Intensive Interaction is an evidence based approach that is now established in many learning disability and autism care and educational services. The approach is usually based around one-to-one interactions between a practitioner and a learner who is typically at an early stage of communication development. The practitioner tries to follow the lead of the learner, sensitively joining in with the person’s in-the-moment behaviour and interests. The approach was originally developed from the work of psychologist Geraint Ephraim in the 1980’s by Dave Hewett and Mel Nind at Harperbury Hospital School and separately by Phoebe Caldwell who also studied with Ephraim. Hewett and Nind’s focus was on helping the person to “develop fundamental communication abilities”. Phoebe Caldwell focuses more on emotional engagement, reducing sensory anxiety and helping a person to join in with the world around them. My understanding of Intensive Interaction in terms of rapport is informed by the work of Hewett, Nind and Caldwell and is designed to be straightforward and relevant to the challenges and aspirations of the carers and staff supporting people with communication disabilities.

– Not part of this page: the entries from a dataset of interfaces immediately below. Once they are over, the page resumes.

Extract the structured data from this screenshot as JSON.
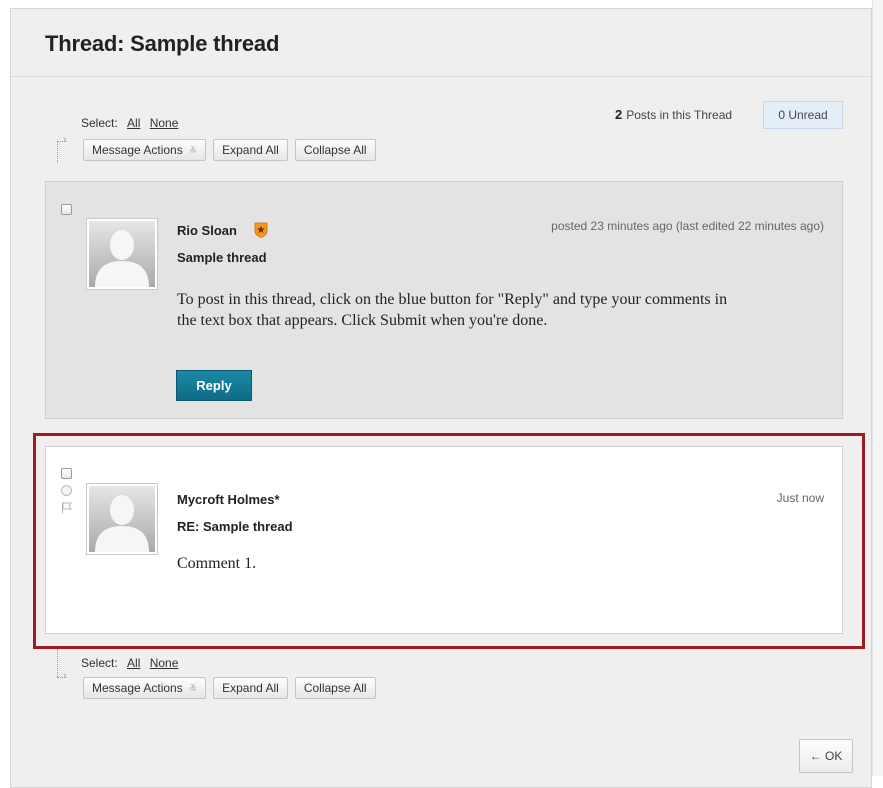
{
  "page": {
    "title": "Thread: Sample thread"
  },
  "toolbar_top": {
    "select_label": "Select:",
    "select_all": "All",
    "select_none": "None",
    "message_actions": "Message Actions",
    "expand_all": "Expand All",
    "collapse_all": "Collapse All"
  },
  "toolbar_bottom": {
    "select_label": "Select:",
    "select_all": "All",
    "select_none": "None",
    "message_actions": "Message Actions",
    "expand_all": "Expand All",
    "collapse_all": "Collapse All"
  },
  "thread_stats": {
    "post_count": "2",
    "posts_label": "Posts in this Thread",
    "unread": "0 Unread"
  },
  "posts": [
    {
      "author": "Rio Sloan",
      "author_badge_icon": "star-badge-icon",
      "posted": "posted 23 minutes ago (last edited 22 minutes ago)",
      "subject": "Sample thread",
      "body_line1": "To post in this thread, click on the blue button for \"Reply\" and type your comments in",
      "body_line2": "the text box that appears. Click Submit when you're done.",
      "reply_label": "Reply"
    },
    {
      "author": "Mycroft Holmes*",
      "posted": "Just now",
      "subject": "RE: Sample thread",
      "body_line1": "Comment 1."
    }
  ],
  "footer": {
    "ok_label": "← OK"
  },
  "colors": {
    "highlight_border": "#9e1b1f",
    "reply_button": "#127a97",
    "unread_bg": "#e4eef6"
  }
}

“Intensive Interaction is an approach that places central importance upon valuing people for who they are and is a way to bring to a child with learning disabilities the opportunities for social learning that are usually available to a typically developing person.”

[Nind & Hewett 1994]

From my consultations with staff working in autism and learning disability care settings, a major aspiration is the establishment of rapport. My understanding is that rapport is the seed from which the development of communication skills grows and we can find implicit reference to rapport in work of Phoebe Caldwell:

“Intensive Interaction uses body language to communicate with children and adults in a way that establishes attention and emotional engagement.

[Phoebe Caldwell 2008]

According to the work of Rosenthal (1990), attention is the first ingredient of rapport, using body language means that we are in synchrony (the second ingredient) and emotional engagement includes mutual pleasure, the third ingredient.